Remember the time you dropped me off at nursery school at 8 a.m., then went to the hairdresser -- forgetting that the school was closed for some obscure Jewish holiday persons of the Irish Catholic persuasion weren't recognizing in 1954? There I sat, tears running down a freckled nose until hours later, a nice man walked by and asked who I was. I couldn't remember my name, or my address.
And what about the day I was leaving for camp and I put my suitcase out on the driveway and you ran over it, backing up the black Chevy Impala convertible with red leather interior.
A few years later, we wanted a dog so Dad went out and got Rocky, a large, slobbering boxer whose favorite spot to poop was the Oriental rug in the hallway. "It's either me or the dog," you screamed one morning. I voted for the dog. I lost.
Then there were the dancing lessons you insisted we take, the golf lesons that tore us away from Saturday morning "Sky King" shows, the series of babysitters who warped our minds with tales of teen-age love and our lungs with puffs from their Newports.
Remember the time I threatened to run away and you looked up briefly from your needlepoint and said, "Don't forget your toothbrush."
And what about the Tonette home hair permanents you insisted on giving me every September for the start of the school year? The cold, wet solution smelling of ammonia dripping down the back of my neck. The tight, frizzy curls and the June Allyson bangs.
I'll never forget how you instilled self-confidence in my gangly teen-age figure by praying every night that I'd stop growing. Or by encouraging exercises to increase my concave bust line. "I must, I must, I must improve my bust. I better, I better fill out my sweater."
Remember the time you loaned me your falsies for my first two-piece bathing suit and they fell out and floated to the top of the swimming pool?
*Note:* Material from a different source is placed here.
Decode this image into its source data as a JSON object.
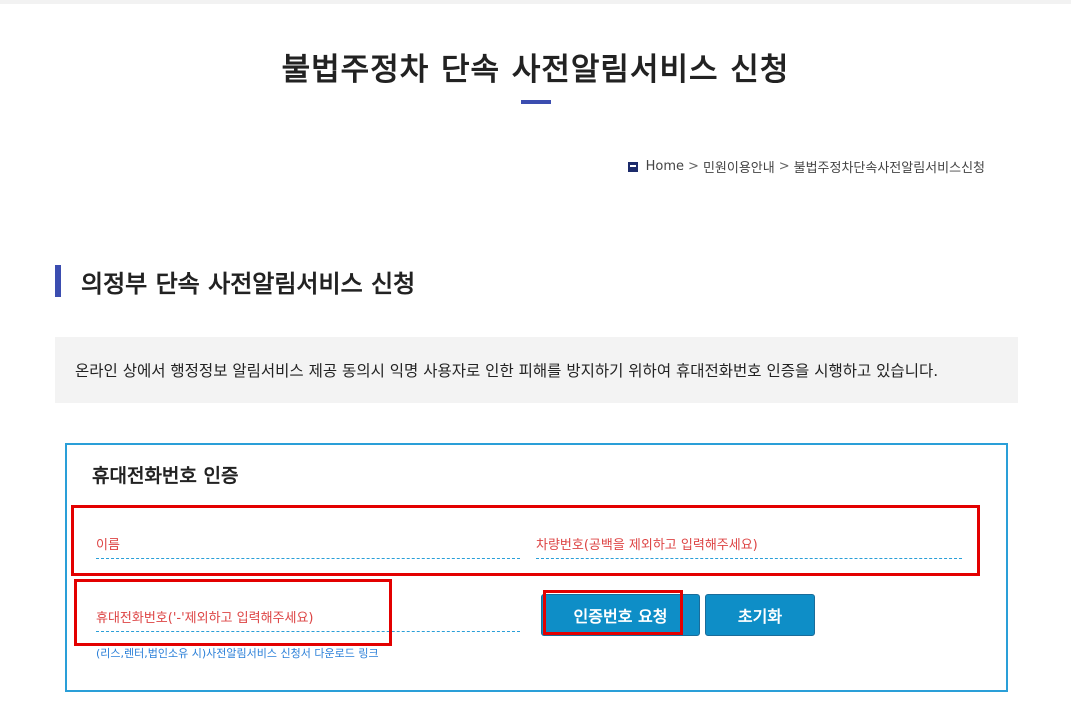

And what about the time at the beach you found a letter I'd written to someone, using the phrase "screwed to the wall." You thought it meant having sexual intercourse by the seawall under the boardwalk so you locked me in my room for two weeks.
Then I went off to college and thought your reign of terror was over. I was wrong.
That first summer, I wanted to stay in Washington and share a house in Georgetown with four friends who happened to be male. "You mean you'd all be using the same bathroom?" you shrieked. I took an apartment.
In recent years, I must admit, you've mellowed some. You didn't get upset when that nice little green plant you'd been watering for months on the patio turned out to be marijuana. You merely flushed it down the toilet and mixed a martini.
And when you discovered through a taped telephone message that your daughter had already moved in with her future husband, you simply called and wept. "I had to hear it through the phone company. What will your father say? You've stabbed us in the back."
Last night, when I called and asked what you wanted for Mother's Day, you laughed and said, "Just your love." Always. CAPTION: Illustrations 1 through 3, no caption, O. Soglow; Copyright (c) 1932, 1960 The New Yorker Magazine, Inc.